# but hey, don't we have ten fingers?

most people have ten fingers, with five fingers on each hand. the most common way to display a number manually is to just have that amount of fingers extended. sure, there's more complicated things you can do, (hi there, computer science nerds who use their fingers to count in binary!) but if you're not particularly dextrous, like me, then you probbo have trouble moving all of the fingers on one hand separately from one another. the simplest method limits you to displaying five fingers on one hand, which means after five, you need to use another hand. we can notate the usual decimallike finger counting method like this:

- 01
- 02
- 03
- 04
- 05
- 15
- 25
- 35
- 45
- 55

now hold on. isn't that a bit wasteful? I mean, for every one of these, one hand has either zero or five fingers extended. so what if we take advantage of how you have two hands? let's say that after you count to 5, instead of just using your other hand as though it were just more fingers on your first hand, you start over at zero, and use your other hand to count sixes:

- 01
- 02
- 03
- 04
- 05
- 10
- 11
- 12
- 13
- 14

congratulations, you are now counting in seximal! using both hands, this gets you all the way up to fifsy five. all that's left is to decide which hand represents ones and which hand represents sixes. I recommend using the left hand for ones and the right hand for sixes, so that if you're using this to show a number to someone, they can "read" your hands the same left to right order they'd read an ordinary seximal number in.

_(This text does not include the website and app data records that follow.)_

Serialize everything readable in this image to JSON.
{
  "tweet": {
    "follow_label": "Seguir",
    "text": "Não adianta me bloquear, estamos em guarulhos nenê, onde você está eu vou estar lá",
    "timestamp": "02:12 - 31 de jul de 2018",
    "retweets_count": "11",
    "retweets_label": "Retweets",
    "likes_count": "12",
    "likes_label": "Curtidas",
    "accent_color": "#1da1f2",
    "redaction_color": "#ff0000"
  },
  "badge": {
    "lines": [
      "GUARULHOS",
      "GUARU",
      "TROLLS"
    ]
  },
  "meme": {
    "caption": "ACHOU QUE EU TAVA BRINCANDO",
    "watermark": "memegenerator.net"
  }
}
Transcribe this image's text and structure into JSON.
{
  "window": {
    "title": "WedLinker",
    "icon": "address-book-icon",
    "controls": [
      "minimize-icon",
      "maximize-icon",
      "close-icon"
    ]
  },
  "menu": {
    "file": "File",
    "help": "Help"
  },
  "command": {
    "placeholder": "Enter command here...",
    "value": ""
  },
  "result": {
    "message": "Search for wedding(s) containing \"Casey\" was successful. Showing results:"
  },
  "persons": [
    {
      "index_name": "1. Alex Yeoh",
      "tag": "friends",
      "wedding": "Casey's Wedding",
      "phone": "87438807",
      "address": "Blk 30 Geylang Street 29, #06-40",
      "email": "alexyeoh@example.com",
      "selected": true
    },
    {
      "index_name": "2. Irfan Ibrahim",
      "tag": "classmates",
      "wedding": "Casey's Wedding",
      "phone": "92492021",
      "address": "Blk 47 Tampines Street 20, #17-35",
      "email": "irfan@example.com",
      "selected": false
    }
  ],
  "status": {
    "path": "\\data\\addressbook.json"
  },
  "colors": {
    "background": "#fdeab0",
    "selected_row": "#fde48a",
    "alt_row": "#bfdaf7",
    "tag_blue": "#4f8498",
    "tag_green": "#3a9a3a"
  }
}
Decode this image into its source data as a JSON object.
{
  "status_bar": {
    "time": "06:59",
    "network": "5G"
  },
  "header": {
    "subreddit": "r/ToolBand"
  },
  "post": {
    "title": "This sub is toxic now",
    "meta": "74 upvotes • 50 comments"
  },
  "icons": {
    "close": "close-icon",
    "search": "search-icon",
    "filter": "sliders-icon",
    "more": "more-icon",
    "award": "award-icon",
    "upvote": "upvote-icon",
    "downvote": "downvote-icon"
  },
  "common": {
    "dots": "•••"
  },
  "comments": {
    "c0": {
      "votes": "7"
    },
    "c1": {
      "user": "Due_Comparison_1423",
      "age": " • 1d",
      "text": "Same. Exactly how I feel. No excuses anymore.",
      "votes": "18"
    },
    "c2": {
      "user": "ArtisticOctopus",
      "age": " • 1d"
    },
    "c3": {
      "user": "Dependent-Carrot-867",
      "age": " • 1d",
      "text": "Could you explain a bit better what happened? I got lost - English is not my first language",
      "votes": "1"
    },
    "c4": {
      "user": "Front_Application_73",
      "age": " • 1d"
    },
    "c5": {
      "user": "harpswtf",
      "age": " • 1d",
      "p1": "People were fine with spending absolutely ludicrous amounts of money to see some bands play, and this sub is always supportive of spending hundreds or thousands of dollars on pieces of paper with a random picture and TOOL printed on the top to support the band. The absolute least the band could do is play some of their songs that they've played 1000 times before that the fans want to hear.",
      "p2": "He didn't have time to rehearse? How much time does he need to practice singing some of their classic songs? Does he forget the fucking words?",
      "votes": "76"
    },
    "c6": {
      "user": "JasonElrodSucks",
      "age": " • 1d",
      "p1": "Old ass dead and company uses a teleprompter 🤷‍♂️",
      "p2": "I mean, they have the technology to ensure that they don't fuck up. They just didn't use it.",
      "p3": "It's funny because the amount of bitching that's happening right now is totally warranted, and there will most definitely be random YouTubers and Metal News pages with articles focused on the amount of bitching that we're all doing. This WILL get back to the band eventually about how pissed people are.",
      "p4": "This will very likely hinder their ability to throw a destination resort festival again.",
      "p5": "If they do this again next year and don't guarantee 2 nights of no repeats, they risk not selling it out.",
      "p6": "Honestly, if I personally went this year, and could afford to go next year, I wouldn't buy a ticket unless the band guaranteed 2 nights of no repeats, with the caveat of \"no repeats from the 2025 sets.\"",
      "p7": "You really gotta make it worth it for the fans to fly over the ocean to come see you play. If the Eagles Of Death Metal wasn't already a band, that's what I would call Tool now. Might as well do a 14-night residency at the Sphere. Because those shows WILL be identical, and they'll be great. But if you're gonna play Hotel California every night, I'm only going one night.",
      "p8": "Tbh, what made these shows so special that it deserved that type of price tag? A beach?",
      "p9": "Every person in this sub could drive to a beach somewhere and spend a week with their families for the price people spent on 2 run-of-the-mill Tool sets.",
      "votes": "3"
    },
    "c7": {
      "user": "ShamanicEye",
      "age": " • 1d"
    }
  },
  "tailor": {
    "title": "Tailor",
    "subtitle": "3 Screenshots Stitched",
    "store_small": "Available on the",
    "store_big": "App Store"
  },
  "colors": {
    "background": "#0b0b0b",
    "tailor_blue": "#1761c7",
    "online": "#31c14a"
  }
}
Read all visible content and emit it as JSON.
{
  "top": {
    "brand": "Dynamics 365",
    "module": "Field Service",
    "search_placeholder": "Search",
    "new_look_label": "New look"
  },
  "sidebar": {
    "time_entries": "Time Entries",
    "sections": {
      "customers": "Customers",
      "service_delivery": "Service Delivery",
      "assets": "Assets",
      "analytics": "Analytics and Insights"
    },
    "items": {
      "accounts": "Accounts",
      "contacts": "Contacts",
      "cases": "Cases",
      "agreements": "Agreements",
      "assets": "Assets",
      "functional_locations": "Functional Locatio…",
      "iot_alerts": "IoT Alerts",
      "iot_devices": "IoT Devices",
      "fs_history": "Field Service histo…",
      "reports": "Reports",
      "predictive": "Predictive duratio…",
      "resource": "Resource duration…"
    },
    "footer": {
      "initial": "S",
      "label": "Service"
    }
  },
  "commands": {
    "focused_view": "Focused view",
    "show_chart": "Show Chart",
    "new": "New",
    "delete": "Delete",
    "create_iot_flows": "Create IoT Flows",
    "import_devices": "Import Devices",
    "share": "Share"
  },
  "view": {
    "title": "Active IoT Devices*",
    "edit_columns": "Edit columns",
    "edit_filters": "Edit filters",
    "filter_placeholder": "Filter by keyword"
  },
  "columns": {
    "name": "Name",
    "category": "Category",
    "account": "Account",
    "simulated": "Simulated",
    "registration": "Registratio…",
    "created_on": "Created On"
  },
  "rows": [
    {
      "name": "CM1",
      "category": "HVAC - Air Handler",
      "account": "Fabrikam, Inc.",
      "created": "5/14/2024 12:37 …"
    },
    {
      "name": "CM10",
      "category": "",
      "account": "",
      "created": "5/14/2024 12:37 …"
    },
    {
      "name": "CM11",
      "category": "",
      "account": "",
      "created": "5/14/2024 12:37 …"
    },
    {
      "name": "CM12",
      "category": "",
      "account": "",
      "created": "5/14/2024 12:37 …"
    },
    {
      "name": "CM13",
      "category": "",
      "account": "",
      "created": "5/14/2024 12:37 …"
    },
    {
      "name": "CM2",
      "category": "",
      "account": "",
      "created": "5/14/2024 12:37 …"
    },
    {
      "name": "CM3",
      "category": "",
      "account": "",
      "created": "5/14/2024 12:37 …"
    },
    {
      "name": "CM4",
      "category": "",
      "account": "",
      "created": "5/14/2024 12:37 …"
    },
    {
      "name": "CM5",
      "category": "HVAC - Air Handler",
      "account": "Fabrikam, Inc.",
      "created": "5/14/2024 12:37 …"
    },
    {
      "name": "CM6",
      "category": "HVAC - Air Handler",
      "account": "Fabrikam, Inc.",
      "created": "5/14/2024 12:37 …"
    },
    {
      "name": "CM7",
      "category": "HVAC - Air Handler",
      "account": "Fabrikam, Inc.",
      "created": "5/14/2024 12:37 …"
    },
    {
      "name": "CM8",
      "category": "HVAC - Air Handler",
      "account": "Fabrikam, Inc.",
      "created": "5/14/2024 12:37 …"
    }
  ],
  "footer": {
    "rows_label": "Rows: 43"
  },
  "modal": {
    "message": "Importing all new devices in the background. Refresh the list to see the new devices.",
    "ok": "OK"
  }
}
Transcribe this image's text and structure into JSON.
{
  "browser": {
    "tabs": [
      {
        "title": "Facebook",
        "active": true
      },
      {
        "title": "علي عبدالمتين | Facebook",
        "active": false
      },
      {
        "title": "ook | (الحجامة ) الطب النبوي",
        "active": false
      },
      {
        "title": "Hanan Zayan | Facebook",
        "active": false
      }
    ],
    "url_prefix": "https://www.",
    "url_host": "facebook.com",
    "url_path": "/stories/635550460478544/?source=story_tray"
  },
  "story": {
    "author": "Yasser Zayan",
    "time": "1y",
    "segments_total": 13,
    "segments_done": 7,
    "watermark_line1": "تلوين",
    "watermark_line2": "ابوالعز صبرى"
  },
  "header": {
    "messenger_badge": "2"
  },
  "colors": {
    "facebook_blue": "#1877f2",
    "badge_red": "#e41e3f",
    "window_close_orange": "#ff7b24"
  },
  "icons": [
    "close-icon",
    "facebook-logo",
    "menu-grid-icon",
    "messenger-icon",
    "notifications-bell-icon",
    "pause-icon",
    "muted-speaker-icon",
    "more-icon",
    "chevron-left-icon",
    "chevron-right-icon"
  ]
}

for the record, I'm not the first person to suggest this finger counting method; it's used by referees in the NCAA, and far before that it was (and still is!) used by yam farmers in Papua New Guinea.